• _TASK DESCRIPTION_
Which of the lines below include "post"? Each one should be copied out.

** Opening RECORD EXCERPTS block **

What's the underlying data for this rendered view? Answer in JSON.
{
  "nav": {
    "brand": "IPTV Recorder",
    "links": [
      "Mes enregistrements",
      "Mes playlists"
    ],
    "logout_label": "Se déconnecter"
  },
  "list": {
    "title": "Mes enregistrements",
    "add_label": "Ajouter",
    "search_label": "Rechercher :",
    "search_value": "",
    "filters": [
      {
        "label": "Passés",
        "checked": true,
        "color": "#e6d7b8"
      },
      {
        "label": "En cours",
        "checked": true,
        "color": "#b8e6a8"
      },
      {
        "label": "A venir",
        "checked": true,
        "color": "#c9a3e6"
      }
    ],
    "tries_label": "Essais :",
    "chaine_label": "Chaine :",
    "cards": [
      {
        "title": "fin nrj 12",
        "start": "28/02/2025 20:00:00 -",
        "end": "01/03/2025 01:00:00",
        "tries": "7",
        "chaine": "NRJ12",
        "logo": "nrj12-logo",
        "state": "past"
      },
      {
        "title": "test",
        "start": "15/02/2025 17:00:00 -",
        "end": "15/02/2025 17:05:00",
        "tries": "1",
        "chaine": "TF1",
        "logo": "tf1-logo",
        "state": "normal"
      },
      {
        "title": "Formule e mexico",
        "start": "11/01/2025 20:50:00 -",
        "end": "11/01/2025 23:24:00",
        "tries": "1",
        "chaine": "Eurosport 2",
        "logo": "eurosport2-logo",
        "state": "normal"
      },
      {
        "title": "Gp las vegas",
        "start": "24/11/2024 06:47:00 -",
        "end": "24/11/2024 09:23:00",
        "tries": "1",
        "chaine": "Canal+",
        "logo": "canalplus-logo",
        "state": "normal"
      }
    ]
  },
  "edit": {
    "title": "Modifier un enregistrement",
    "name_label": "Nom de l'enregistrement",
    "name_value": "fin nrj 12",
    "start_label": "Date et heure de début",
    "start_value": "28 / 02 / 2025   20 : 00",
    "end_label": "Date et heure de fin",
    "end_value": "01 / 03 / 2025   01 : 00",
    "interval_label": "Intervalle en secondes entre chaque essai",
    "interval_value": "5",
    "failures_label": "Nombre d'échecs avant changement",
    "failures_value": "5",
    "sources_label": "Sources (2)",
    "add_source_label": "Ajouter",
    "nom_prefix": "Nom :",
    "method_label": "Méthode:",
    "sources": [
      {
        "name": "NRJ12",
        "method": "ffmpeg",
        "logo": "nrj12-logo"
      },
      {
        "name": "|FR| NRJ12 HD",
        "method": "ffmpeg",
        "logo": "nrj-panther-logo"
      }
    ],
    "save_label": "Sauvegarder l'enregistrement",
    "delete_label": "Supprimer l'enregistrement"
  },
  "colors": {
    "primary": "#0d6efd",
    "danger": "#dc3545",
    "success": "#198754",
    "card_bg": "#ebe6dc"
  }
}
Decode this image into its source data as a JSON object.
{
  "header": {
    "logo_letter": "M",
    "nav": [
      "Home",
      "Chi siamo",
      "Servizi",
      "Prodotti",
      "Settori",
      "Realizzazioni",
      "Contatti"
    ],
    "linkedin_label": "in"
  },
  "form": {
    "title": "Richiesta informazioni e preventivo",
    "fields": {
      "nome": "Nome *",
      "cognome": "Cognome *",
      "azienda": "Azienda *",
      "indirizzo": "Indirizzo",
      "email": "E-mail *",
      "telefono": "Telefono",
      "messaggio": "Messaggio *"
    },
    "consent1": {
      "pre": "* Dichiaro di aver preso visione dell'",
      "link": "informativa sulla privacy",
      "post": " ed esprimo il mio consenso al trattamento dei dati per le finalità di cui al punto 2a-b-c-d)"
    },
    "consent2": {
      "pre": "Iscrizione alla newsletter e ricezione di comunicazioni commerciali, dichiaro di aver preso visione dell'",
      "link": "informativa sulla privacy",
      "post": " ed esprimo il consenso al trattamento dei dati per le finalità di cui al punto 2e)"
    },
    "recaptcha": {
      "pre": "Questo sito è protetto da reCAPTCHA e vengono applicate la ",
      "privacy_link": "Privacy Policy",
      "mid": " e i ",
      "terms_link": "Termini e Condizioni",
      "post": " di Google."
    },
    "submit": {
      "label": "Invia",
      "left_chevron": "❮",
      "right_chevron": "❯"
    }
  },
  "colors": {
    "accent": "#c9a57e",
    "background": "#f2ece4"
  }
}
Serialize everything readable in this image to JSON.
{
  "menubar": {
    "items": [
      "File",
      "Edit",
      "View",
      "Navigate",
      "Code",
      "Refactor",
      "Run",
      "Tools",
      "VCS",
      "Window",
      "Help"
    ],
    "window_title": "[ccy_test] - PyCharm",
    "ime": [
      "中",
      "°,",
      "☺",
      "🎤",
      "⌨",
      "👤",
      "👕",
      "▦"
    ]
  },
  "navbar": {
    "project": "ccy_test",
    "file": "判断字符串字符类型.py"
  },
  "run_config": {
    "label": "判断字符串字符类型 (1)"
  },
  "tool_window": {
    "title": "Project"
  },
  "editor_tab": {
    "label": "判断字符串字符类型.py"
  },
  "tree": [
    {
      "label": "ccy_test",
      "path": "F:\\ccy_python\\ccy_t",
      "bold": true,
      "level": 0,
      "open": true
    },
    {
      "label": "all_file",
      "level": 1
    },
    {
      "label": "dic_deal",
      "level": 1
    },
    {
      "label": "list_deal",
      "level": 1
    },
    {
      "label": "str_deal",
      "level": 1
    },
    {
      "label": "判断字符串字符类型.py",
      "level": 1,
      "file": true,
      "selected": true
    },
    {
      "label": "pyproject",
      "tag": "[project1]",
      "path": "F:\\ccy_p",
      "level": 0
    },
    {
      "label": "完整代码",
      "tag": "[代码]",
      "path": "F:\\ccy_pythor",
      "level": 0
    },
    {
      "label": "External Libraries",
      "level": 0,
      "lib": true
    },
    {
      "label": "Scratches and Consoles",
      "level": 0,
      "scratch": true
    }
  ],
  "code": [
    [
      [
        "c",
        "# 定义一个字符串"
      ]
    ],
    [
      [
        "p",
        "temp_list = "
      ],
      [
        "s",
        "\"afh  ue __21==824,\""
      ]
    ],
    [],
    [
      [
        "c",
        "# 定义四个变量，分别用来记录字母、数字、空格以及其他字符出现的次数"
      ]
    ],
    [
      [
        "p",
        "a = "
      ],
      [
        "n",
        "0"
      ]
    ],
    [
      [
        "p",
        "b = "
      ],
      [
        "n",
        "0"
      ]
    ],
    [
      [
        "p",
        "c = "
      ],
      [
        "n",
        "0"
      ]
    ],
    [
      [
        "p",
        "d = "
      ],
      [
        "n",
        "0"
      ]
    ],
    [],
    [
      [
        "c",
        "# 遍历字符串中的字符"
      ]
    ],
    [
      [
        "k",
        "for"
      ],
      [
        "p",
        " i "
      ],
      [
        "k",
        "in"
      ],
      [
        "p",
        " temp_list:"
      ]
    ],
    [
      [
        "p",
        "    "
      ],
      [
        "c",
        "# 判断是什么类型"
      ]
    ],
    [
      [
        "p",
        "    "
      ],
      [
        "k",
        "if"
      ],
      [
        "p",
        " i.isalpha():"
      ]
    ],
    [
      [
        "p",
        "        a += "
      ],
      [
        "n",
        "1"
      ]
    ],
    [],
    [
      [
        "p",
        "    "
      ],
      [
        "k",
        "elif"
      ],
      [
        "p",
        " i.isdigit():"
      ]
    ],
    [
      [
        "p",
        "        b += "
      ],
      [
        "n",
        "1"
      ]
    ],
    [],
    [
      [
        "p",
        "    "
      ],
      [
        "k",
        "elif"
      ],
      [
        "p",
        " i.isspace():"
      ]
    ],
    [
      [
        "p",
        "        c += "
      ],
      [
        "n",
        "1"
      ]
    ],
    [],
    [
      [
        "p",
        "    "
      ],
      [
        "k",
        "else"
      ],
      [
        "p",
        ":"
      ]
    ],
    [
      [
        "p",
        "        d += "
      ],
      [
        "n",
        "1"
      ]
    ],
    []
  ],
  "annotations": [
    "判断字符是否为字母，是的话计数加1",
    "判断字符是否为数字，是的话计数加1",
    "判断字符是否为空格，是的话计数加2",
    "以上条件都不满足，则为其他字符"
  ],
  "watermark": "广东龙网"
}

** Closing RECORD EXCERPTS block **

• _FINAL ANSWER_
      "post": " ed esprimo il mio consenso al trattamento dei dati per le finalità di cui al punto 2a-b-c-d)"
      "post": " ed esprimo il consenso al trattamento dei dati per le finalità di cui al punto 2e)"
      "post": " di Google."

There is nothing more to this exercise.